• [Requirement]:
Word for word, retype every entry in the listing.

== Given entries

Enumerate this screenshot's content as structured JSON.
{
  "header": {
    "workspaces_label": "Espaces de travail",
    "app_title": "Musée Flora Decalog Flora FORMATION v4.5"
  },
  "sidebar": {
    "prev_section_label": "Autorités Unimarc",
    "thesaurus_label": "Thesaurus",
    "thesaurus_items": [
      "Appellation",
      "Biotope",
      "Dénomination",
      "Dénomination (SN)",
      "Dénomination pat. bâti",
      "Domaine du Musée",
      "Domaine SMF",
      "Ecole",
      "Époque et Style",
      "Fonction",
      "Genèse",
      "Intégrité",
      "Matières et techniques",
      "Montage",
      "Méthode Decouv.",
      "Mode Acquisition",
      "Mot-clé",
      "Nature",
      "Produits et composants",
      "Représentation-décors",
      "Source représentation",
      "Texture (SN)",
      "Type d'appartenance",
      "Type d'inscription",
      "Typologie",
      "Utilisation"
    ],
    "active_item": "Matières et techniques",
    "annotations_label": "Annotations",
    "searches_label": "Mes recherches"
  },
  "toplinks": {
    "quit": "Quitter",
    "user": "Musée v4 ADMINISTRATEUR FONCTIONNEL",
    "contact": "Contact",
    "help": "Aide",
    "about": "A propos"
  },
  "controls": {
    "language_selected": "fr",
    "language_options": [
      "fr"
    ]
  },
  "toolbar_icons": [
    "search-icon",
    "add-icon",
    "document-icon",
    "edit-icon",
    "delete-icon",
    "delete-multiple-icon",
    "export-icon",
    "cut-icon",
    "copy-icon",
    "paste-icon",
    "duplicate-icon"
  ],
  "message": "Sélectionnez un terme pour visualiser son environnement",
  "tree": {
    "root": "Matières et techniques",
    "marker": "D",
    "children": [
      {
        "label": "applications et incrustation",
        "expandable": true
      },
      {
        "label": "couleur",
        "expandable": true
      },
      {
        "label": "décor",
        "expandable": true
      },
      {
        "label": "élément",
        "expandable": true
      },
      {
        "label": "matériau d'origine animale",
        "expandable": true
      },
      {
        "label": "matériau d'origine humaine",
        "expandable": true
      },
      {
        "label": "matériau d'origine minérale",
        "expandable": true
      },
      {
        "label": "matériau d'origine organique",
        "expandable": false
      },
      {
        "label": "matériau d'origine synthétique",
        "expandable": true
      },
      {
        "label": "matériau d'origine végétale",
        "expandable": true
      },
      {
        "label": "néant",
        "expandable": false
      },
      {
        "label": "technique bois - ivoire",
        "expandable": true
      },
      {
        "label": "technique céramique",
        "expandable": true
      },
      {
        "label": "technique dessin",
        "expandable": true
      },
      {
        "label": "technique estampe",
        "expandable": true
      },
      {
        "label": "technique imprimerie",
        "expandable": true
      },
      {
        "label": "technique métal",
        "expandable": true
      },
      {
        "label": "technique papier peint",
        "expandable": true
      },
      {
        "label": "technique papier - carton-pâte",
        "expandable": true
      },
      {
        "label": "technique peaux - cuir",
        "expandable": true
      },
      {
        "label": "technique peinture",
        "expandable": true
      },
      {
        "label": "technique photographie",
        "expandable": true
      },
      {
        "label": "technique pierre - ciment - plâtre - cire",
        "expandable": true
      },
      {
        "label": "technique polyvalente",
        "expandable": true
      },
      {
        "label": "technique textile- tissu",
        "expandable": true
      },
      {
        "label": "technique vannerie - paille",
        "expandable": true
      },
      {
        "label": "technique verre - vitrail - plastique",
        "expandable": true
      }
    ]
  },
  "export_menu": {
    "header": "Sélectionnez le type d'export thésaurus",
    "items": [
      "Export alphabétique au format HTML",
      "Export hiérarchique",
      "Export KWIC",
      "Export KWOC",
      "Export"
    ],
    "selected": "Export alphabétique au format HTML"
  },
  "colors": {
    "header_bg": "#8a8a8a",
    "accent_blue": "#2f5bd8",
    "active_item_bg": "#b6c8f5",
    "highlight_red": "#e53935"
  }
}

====

• [Exercise output]:
Enumerate this screenshot's content as structured JSON.
{
  "header": {
    "workspaces_label": "Espaces de travail",
    "app_title": "Musée Flora Decalog Flora FORMATION v4.5"
  },
  "sidebar": {
    "prev_section_label": "Autorités Unimarc",
    "thesaurus_label": "Thesaurus",
    "thesaurus_items": [
      "Appellation",
      "Biotope",
      "Dénomination",
      "Dénomination (SN)",
      "Dénomination pat. bâti",
      "Domaine du Musée",
      "Domaine SMF",
      "Ecole",
      "Époque et Style",
      "Fonction",
      "Genèse",
      "Intégrité",
      "Matières et techniques",
      "Montage",
      "Méthode Decouv.",
      "Mode Acquisition",
      "Mot-clé",
      "Nature",
      "Produits et composants",
      "Représentation-décors",
      "Source représentation",
      "Texture (SN)",
      "Type d'appartenance",
      "Type d'inscription",
      "Typologie",
      "Utilisation"
    ],
    "active_item": "Matières et techniques",
    "annotations_label": "Annotations",
    "searches_label": "Mes recherches"
  },
  "toplinks": {
    "quit": "Quitter",
    "user": "Musée v4 ADMINISTRATEUR FONCTIONNEL",
    "contact": "Contact",
    "help": "Aide",
    "about": "A propos"
  },
  "controls": {
    "language_selected": "fr",
    "language_options": [
      "fr"
    ]
  },
  "toolbar_icons": [
    "search-icon",
    "add-icon",
    "document-icon",
    "edit-icon",
    "delete-icon",
    "delete-multiple-icon",
    "export-icon",
    "cut-icon",
    "copy-icon",
    "paste-icon",
    "duplicate-icon"
  ],
  "message": "Sélectionnez un terme pour visualiser son environnement",
  "tree": {
    "root": "Matières et techniques",
    "marker": "D",
    "children": [
      {
        "label": "applications et incrustation",
        "expandable": true
      },
      {
        "label": "couleur",
        "expandable": true
      },
      {
        "label": "décor",
        "expandable": true
      },
      {
        "label": "élément",
        "expandable": true
      },
      {
        "label": "matériau d'origine animale",
        "expandable": true
      },
      {
        "label": "matériau d'origine humaine",
        "expandable": true
      },
      {
        "label": "matériau d'origine minérale",
        "expandable": true
      },
      {
        "label": "matériau d'origine organique",
        "expandable": false
      },
      {
        "label": "matériau d'origine synthétique",
        "expandable": true
      },
      {
        "label": "matériau d'origine végétale",
        "expandable": true
      },
      {
        "label": "néant",
        "expandable": false
      },
      {
        "label": "technique bois - ivoire",
        "expandable": true
      },
      {
        "label": "technique céramique",
        "expandable": true
      },
      {
        "label": "technique dessin",
        "expandable": true
      },
      {
        "label": "technique estampe",
        "expandable": true
      },
      {
        "label": "technique imprimerie",
        "expandable": true
      },
      {
        "label": "technique métal",
        "expandable": true
      },
      {
        "label": "technique papier peint",
        "expandable": true
      },
      {
        "label": "technique papier - carton-pâte",
        "expandable": true
      },
      {
        "label": "technique peaux - cuir",
        "expandable": true
      },
      {
        "label": "technique peinture",
        "expandable": true
      },
      {
        "label": "technique photographie",
        "expandable": true
      },
      {
        "label": "technique pierre - ciment - plâtre - cire",
        "expandable": true
      },
      {
        "label": "technique polyvalente",
        "expandable": true
      },
      {
        "label": "technique textile- tissu",
        "expandable": true
      },
      {
        "label": "technique vannerie - paille",
        "expandable": true
      },
      {
        "label": "technique verre - vitrail - plastique",
        "expandable": true
      }
    ]
  },
  "export_menu": {
    "header": "Sélectionnez le type d'export thésaurus",
    "items": [
      "Export alphabétique au format HTML",
      "Export hiérarchique",
      "Export KWIC",
      "Export KWOC",
      "Export"
    ],
    "selected": "Export alphabétique au format HTML"
  },
  "colors": {
    "header_bg": "#8a8a8a",
    "accent_blue": "#2f5bd8",
    "active_item_bg": "#b6c8f5",
    "highlight_red": "#e53935"
  }
}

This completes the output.